Coaching Supervision

Coaching Supervision helps you gain perspective as a coach and take a broader view of your coaching practice. This deeper level of reflection on what is working for you and what is not is what helps you to develop your practice and hone your craft as a coach.

Coaching Supervision provides a safe environment for coaches to be supported in all aspect of their coaching needs. This concept is not new and the idea of support and supervision with it’s broadest definition is recognised in many other professions including psychology, social work and mental health.

I am an experienced executive and leadership coach with more than 2000 hours of coaching experience. I work as a Coach with several Australian and global coaching organisations and coach across Government, the corporate sector and Not for Profits.

Why coaches need coaches to help them create a safe and heathy coaching practice?

According to the Association for Coaching, Coaching Supervision is

“a formal and protected time for facilitating in-depth reflection for coaches to discuss their work with someone who is experienced as a Coach. Supervision offers a confidential framework within a collaborative working relationship in which the practice, tasks, process and challenges of the coaching work can be explored.”
Association for Coaching

Regular coach supervision is a clear indication of quality.  It demonstrates to your clients and your peers that you value regular reflection and questioning of our work.

Coaching Supervision is about reflecting on your coaching practice and habits, about looking for areas to grow and experiment.

Different Types of Coach Supervision

One-to One Supervision

In one-to-one supervision an appropriately experienced coach supervisor will use a range of tools and models to work with you on the coaching issues or challenges that you choose discuss. The aim of one-to-one supervision is to develop your competence, capability and capacity as a coach.

Group Coach Supervision

Professional group supervision is about reflective practice. In a 60-90 minute session with 6-8 other coaches a coach supervisor will uses different techniques to examine and discuss the issue brought to the table by participants

What does the ‘right’ coach supervisor for me look like?

Finding the ‘right’ supervisor is similar to the way a coachee finds the ‘right’ coach, in that the relationship is critical.

The ICF have suggested the following minimum requirements for coaching supervisors:

• Be an ICF member which implies that the Coaching Supervisor is familiar with and abides by the ICF Ethics and Standards and

• Not be under any sanctions from the ICF Independent Review Board for violations of ethical conduct and

• Be an experienced, mature, preferably credentialed coach – at least 3 years FTE practice and

• Has continued expanding exposure to and knowledge of coaching approaches beyond their original coach training.

Coaching Supervision for ICF Credential Renewal

The purpose of coaching supervision is to generate coach insights through guided reflective enquiry that will improve the quality of your coaching; and hence expand your coaching capability and confidence.
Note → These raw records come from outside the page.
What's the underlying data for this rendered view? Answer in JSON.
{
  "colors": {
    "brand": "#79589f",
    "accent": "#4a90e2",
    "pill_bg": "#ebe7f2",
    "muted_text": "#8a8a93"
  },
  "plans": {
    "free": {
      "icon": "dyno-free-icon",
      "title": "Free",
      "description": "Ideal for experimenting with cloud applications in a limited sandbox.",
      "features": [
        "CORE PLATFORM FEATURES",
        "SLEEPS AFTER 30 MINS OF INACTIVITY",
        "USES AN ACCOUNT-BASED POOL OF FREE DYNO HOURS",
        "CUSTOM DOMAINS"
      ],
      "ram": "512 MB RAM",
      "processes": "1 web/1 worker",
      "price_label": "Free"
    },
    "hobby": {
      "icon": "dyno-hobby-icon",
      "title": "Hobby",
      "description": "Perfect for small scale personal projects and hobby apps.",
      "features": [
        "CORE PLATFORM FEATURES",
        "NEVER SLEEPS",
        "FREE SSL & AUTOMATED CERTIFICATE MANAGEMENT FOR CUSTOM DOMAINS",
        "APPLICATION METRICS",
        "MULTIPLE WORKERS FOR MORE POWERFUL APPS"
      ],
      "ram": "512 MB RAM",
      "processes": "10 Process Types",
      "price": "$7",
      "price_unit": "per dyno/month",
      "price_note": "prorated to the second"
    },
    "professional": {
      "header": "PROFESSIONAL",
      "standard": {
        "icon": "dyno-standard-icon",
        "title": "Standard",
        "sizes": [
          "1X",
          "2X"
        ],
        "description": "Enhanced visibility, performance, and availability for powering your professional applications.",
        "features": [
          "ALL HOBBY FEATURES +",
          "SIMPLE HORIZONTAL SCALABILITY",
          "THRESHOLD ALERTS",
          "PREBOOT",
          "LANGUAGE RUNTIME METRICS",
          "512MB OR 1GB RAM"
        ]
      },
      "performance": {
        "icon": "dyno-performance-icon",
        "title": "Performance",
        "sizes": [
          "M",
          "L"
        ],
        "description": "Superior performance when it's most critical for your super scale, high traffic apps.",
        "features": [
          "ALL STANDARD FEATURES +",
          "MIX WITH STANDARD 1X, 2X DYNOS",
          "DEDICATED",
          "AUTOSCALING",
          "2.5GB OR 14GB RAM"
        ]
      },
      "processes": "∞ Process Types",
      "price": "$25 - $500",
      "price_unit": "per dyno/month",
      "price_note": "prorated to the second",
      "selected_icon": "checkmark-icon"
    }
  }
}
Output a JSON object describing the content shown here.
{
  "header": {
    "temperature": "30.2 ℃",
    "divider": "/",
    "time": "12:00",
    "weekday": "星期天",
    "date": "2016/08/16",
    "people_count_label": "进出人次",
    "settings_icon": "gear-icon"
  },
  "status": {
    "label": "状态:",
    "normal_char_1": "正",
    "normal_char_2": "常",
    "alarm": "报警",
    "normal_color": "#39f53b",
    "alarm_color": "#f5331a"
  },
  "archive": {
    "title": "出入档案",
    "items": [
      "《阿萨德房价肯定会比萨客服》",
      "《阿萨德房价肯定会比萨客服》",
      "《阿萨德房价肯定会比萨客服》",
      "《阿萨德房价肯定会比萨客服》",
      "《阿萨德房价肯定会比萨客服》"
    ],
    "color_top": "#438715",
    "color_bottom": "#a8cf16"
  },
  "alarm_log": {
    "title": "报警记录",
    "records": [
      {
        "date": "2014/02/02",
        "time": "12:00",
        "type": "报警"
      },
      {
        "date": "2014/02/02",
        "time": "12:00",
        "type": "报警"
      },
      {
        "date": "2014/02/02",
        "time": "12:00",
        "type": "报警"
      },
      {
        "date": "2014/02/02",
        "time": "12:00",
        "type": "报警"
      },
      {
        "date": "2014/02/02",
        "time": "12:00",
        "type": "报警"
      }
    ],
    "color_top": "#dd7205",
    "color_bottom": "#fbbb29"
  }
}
For this reason, the ICF allow you to count up to 10 hours of Coaching Supervision toward the 40 hours of Continuing Coach Education (CCE) you require for credential renewal.

Further information about Continuing Professional Development (CPD) – including information about what can be counted as Core Competencies and what is counted as Resource Development – is available on the ICF website which can be found at